Paris, 28 April 2015
At the heart of the crisis was under-pricing of risk that was made possible by the emergence of the universal bank business model following the repeal of Glass-Steagall.
Adrian Blundell-Wignall is the Acting Director of the Directorate for Financial and Enterprise Affairs (DAF) and Special Advisor to the Secretary General for Financial Markets at the OECD and a former official of the Reserve Bank of Australia.
He contends that how some new regulations facilitate both concentration and under-pricing of risk, so could have the effect of aggravating the next crisis.
- Adrian Blundell-Wignall:
I went to a government school, in a relatively poor area, and didn't have any of the silver spoons things that some people get in life. In my third year at high school I wrote an economics essay called, “What Is the Market Mechanism?” This won me my first ever A+ for an essay and encouragement from my teacher, so I concluded that I must be good at economics. It is amazing what influence a good teacher can have on your life. Even at this late stage in my career I still have this enthusiasm of my youth when it comes to looking at what's happening in the world and why. After school I did an undergraduate degree and a PhD in Economics at Cambridge. My first proper job was as a junior economist in the Economics Department at the OECD.
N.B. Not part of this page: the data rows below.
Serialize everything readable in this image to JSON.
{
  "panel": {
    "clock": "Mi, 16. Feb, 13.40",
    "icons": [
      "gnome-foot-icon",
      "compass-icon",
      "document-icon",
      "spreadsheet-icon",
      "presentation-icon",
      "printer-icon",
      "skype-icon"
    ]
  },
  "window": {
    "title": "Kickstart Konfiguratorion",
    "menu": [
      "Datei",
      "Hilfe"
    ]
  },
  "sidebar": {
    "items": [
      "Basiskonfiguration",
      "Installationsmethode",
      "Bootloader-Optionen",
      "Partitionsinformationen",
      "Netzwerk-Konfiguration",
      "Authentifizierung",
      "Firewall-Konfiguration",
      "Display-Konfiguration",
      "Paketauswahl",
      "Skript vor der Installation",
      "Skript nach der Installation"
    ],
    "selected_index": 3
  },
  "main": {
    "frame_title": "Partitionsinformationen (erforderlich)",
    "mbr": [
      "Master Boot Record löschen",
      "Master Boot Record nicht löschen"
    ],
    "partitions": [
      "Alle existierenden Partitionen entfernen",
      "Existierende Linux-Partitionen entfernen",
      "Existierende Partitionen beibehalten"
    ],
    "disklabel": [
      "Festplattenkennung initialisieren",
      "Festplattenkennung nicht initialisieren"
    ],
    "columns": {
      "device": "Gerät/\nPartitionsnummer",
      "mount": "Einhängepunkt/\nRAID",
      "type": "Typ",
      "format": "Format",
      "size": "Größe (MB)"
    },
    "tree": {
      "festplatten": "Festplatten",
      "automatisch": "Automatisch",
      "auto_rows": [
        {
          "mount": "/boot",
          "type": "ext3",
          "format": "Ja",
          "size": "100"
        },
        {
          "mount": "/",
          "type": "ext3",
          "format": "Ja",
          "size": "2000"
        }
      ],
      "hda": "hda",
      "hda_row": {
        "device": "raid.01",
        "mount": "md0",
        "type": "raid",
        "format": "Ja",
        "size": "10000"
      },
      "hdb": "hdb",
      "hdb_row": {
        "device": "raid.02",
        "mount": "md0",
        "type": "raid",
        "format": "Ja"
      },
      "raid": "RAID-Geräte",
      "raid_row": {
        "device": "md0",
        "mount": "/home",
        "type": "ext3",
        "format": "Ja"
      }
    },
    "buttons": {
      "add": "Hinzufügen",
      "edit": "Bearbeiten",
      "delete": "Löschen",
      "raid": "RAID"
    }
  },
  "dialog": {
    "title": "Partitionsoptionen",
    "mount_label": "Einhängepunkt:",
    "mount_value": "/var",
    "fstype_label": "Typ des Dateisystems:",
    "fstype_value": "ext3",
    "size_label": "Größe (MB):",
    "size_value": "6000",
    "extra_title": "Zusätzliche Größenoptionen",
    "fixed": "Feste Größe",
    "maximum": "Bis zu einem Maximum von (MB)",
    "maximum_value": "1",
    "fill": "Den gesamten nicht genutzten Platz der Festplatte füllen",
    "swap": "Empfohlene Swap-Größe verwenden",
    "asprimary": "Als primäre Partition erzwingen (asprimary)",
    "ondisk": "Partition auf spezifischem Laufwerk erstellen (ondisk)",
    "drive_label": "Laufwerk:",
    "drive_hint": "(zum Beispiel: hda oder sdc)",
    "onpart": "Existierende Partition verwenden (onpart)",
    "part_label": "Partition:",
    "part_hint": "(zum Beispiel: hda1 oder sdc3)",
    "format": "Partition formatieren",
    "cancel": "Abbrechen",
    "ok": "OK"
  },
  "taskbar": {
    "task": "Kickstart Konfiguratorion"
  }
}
After six years in the OECD I went back to Australia as Assistant Secretary at the Economic Planning Advisory Council. ...